In childhood this is especially acute, since we are most vulnerable then to the effects of chronic disconnection in the attachment relationship with parents, and low self-esteem, depression and anxiety or anger and “acting out” can result. Relational-cultural theory suggests that chronic parental inaccessibility threatens the child’s healthy development of emotional maturity and empathy, leading to a cycle of later addictions and depression (Engler, 2009) (and possibly the child’s turn to their own always-accessible mobile device which never denies a child’s bid for response).

McDaniel and Radesky (2018) studied 170 families through surveys, several self-report scales (such as the Technology Device Interference Scale, Parenting Stress Index, etc.) and behavioural rating assessments of their children (such as the Child Behavioural Checklist which assess internalizing behaviour problems such as whining and sulking and externalizing behaviour problems such as temper tantrums and “acting out”).

40% of the mothers and 32% of the fathers self-reported their use of digital technology (usually their phone) was problematic. 89% of parents reported their use of their devices interfered with their relationships with their child. On average, about two devices interfered on a typical day, once or more (p. 105), 48% reporting 3 or more times a typical day.

The findings of this correlational study were that mothers’ and fathers’ (self-perceived) problematic digital tech use was significantly and highly correlated with interference in the parent-child relationships. And tech interference in the parent-child interactions was significantly correlated with greater child behaviour problems, more child screen time, poorer coparenting, higher depression and parenting stress.

As McDaniel and Radesky (2018) note, this study was correlational, so it is hard to know the causal direction. Maybe parents’ excessive attention to their phones leads them to ignore and neglect their children, who act out in response. Or maybe the child’s behaviour problems lead the parents to withdraw from the interactions through use of their devices, “to escape…or to regulate their own emotions” (p 107), as some research suggests. Possibly it is both, a bi-directional relationship. And maybe there is a third factor that leads parents to problematic use of their devices, such as anxiety, stress, mental health issues or other problems that independently relate to their children’s behaviour problems.

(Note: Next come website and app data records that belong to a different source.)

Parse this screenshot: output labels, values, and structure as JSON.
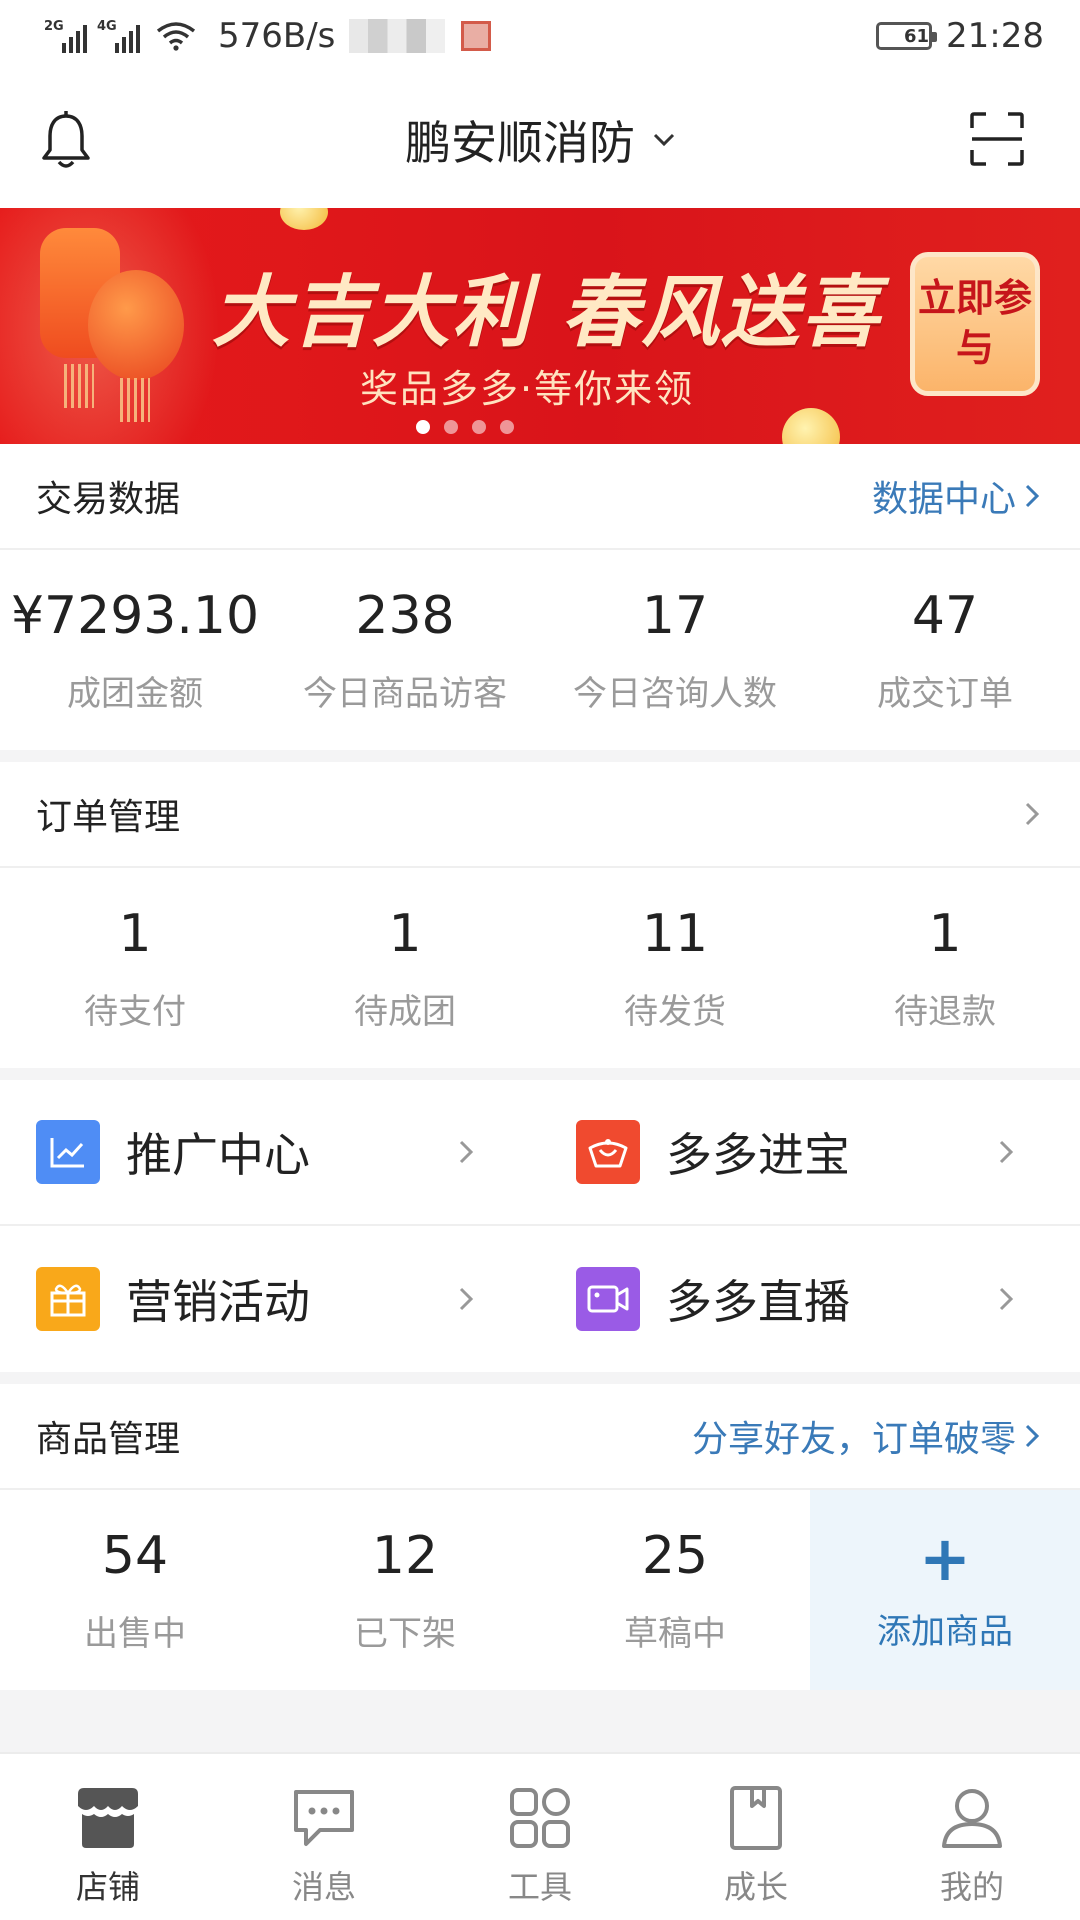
{
  "status_bar": {
    "net1": "2G",
    "net2": "4G",
    "speed": "576B/s",
    "battery": "61",
    "battery_level": 0.61,
    "time": "21:28"
  },
  "header": {
    "shop_name": "鹏安顺消防"
  },
  "banner": {
    "title": "大吉大利 春风送喜",
    "subtitle": "奖品多多·等你来领",
    "cta": "立即参与",
    "slide_count": 4,
    "active_slide": 0
  },
  "trade": {
    "title": "交易数据",
    "link": "数据中心",
    "stats": [
      {
        "value": "¥7293.10",
        "label": "成团金额"
      },
      {
        "value": "238",
        "label": "今日商品访客"
      },
      {
        "value": "17",
        "label": "今日咨询人数"
      },
      {
        "value": "47",
        "label": "成交订单"
      }
    ]
  },
  "orders": {
    "title": "订单管理",
    "stats": [
      {
        "value": "1",
        "label": "待支付"
      },
      {
        "value": "1",
        "label": "待成团"
      },
      {
        "value": "11",
        "label": "待发货"
      },
      {
        "value": "1",
        "label": "待退款"
      }
    ]
  },
  "features": [
    {
      "label": "推广中心",
      "icon": "chart-icon",
      "color": "#4f8df5"
    },
    {
      "label": "多多进宝",
      "icon": "ingot-icon",
      "color": "#f04a2f"
    },
    {
      "label": "营销活动",
      "icon": "gift-icon",
      "color": "#f9a81a"
    },
    {
      "label": "多多直播",
      "icon": "video-camera-icon",
      "color": "#9a5be6"
    }
  ],
  "goods": {
    "title": "商品管理",
    "link": "分享好友，订单破零",
    "stats": [
      {
        "value": "54",
        "label": "出售中"
      },
      {
        "value": "12",
        "label": "已下架"
      },
      {
        "value": "25",
        "label": "草稿中"
      }
    ],
    "add_plus": "+",
    "add_label": "添加商品"
  },
  "tabs": [
    {
      "label": "店铺",
      "icon": "shop-icon",
      "active": true
    },
    {
      "label": "消息",
      "icon": "chat-bubble-icon",
      "active": false
    },
    {
      "label": "工具",
      "icon": "grid-icon",
      "active": false
    },
    {
      "label": "成长",
      "icon": "book-icon",
      "active": false
    },
    {
      "label": "我的",
      "icon": "user-icon",
      "active": false
    }
  ],
  "colors": {
    "link_blue": "#3a7ab8",
    "banner_red": "#d9141a",
    "add_bg": "#edf5fb"
  }
}
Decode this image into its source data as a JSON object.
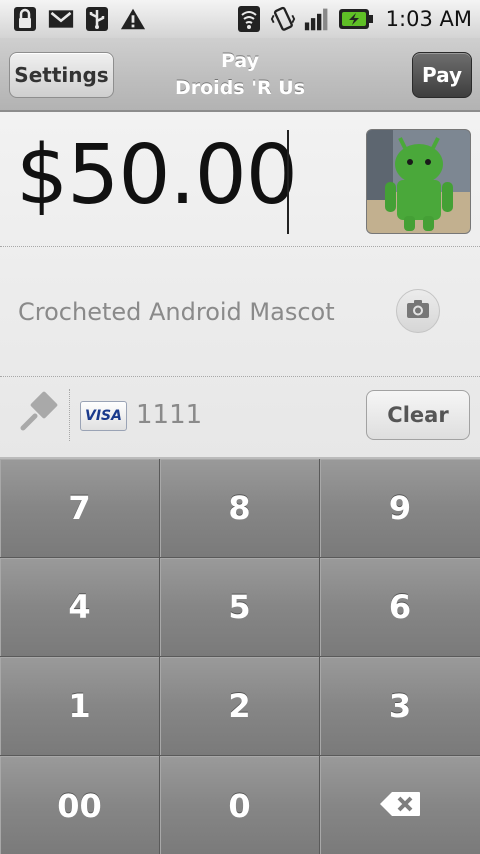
{
  "status_bar": {
    "time": "1:03 AM",
    "left_icons": [
      "lock-icon",
      "gmail-icon",
      "usb-icon",
      "warning-icon"
    ],
    "right_icons": [
      "wifi-icon",
      "vibrate-icon",
      "signal-icon",
      "battery-charging-icon"
    ],
    "colors": {
      "battery": "#5fbf26"
    }
  },
  "title_bar": {
    "settings_label": "Settings",
    "title_line1": "Pay",
    "title_line2": "Droids 'R Us",
    "pay_label": "Pay"
  },
  "payment": {
    "amount": "$50.00",
    "description": "Crocheted Android Mascot",
    "card_brand": "VISA",
    "card_last4": "1111",
    "clear_label": "Clear"
  },
  "keypad": {
    "keys": [
      "7",
      "8",
      "9",
      "4",
      "5",
      "6",
      "1",
      "2",
      "3",
      "00",
      "0"
    ],
    "backspace_icon": "backspace-icon"
  }
}
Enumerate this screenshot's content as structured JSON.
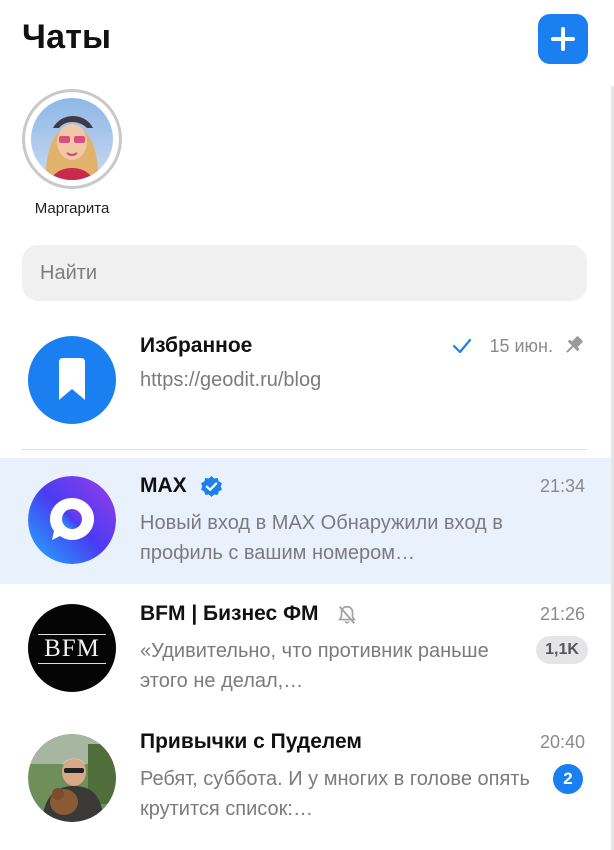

Bottom line – problematic digital technology use by parents predicted greater interference in the parent-child interactions, and maternal tech-caused interference predicted child behaviour problems.

Negative effects of tech-cause interference in interpersonal interactions, caused by excessive or inappropriately timed use of mobile devices,  may be an important direction for future research. And further, as with this study, the effect of this interference on the interpersonal relationship between instructor and student. Not that your instructor will whine, sulk or throw a temper tantrum if you engage in problematic texting or laptop use in class and thus ignore the instructor’s efforts to engage your attention. But studies have indicated that part of what increases student engagement and achievement are positive and friendly instructor-student relationship factors (Schneider and Preckel, 2016). Instructors may perceive student texting and off-topic laptop use as rude,  disengaged and bored with the class, just as a date might think you are rude or bored with them if you spend your time with them on your device.

Something to think about.

Engler, B. (2009). Personality theories: An introduction. Boston, MA: Houghton Mifflin Harcourt Publ.

McDaniel, B. T. & Radesky, J. S. (2018). Technoference: Parent distraction with technology and associations with child behaviour problems. Child Development, 89(1), 100-109. doi: 10.1111/cdev.12822

Wesselman, E. D., Ren, D., & Williams, K. D. (2015). Motivations for responses to ostracism. Frontiers in Psychology, 6(40), 1-6. doi: 10.3389/psyg.2015.0040